● Dataset content:
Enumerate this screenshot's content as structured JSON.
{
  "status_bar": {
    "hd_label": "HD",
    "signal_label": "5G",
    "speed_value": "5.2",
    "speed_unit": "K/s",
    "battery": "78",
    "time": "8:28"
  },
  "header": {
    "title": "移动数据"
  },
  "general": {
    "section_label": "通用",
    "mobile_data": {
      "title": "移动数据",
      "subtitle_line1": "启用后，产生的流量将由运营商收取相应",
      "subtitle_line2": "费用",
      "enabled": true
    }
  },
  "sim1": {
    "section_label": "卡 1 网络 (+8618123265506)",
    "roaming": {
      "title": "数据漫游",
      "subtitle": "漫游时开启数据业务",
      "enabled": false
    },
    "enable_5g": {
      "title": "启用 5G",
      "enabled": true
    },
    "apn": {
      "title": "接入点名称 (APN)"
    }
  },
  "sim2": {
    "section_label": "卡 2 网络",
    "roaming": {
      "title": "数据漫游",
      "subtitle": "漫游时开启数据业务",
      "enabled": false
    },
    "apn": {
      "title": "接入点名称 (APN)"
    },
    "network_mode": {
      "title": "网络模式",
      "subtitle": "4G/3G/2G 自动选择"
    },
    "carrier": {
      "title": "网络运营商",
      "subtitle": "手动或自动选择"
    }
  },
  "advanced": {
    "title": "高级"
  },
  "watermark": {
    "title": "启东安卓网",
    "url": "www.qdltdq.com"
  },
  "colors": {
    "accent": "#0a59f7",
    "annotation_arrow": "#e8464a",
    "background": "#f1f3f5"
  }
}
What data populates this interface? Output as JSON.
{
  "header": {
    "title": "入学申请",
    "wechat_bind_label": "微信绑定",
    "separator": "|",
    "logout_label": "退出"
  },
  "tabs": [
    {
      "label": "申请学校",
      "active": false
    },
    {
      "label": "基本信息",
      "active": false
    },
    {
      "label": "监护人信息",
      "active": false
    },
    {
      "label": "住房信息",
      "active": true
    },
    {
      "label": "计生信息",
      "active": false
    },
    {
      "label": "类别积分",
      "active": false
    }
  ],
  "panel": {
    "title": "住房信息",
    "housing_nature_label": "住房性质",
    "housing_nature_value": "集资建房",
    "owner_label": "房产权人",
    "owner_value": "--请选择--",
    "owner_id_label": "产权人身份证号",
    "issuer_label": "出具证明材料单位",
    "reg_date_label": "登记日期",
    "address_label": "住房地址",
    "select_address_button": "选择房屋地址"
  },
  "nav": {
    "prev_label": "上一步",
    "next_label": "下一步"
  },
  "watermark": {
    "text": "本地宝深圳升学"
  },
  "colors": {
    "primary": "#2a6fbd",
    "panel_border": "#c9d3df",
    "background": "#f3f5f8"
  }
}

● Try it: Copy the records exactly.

● Exercise solution:
Enumerate this screenshot's content as structured JSON.
{
  "status_bar": {
    "hd_label": "HD",
    "signal_label": "5G",
    "speed_value": "5.2",
    "speed_unit": "K/s",
    "battery": "78",
    "time": "8:28"
  },
  "header": {
    "title": "移动数据"
  },
  "general": {
    "section_label": "通用",
    "mobile_data": {
      "title": "移动数据",
      "subtitle_line1": "启用后，产生的流量将由运营商收取相应",
      "subtitle_line2": "费用",
      "enabled": true
    }
  },
  "sim1": {
    "section_label": "卡 1 网络 (+8618123265506)",
    "roaming": {
      "title": "数据漫游",
      "subtitle": "漫游时开启数据业务",
      "enabled": false
    },
    "enable_5g": {
      "title": "启用 5G",
      "enabled": true
    },
    "apn": {
      "title": "接入点名称 (APN)"
    }
  },
  "sim2": {
    "section_label": "卡 2 网络",
    "roaming": {
      "title": "数据漫游",
      "subtitle": "漫游时开启数据业务",
      "enabled": false
    },
    "apn": {
      "title": "接入点名称 (APN)"
    },
    "network_mode": {
      "title": "网络模式",
      "subtitle": "4G/3G/2G 自动选择"
    },
    "carrier": {
      "title": "网络运营商",
      "subtitle": "手动或自动选择"
    }
  },
  "advanced": {
    "title": "高级"
  },
  "watermark": {
    "title": "启东安卓网",
    "url": "www.qdltdq.com"
  },
  "colors": {
    "accent": "#0a59f7",
    "annotation_arrow": "#e8464a",
    "background": "#f1f3f5"
  }
}
What data populates this interface? Output as JSON.
{
  "header": {
    "title": "入学申请",
    "wechat_bind_label": "微信绑定",
    "separator": "|",
    "logout_label": "退出"
  },
  "tabs": [
    {
      "label": "申请学校",
      "active": false
    },
    {
      "label": "基本信息",
      "active": false
    },
    {
      "label": "监护人信息",
      "active": false
    },
    {
      "label": "住房信息",
      "active": true
    },
    {
      "label": "计生信息",
      "active": false
    },
    {
      "label": "类别积分",
      "active": false
    }
  ],
  "panel": {
    "title": "住房信息",
    "housing_nature_label": "住房性质",
    "housing_nature_value": "集资建房",
    "owner_label": "房产权人",
    "owner_value": "--请选择--",
    "owner_id_label": "产权人身份证号",
    "issuer_label": "出具证明材料单位",
    "reg_date_label": "登记日期",
    "address_label": "住房地址",
    "select_address_button": "选择房屋地址"
  },
  "nav": {
    "prev_label": "上一步",
    "next_label": "下一步"
  },
  "watermark": {
    "text": "本地宝深圳升学"
  },
  "colors": {
    "primary": "#2a6fbd",
    "panel_border": "#c9d3df",
    "background": "#f3f5f8"
  }
}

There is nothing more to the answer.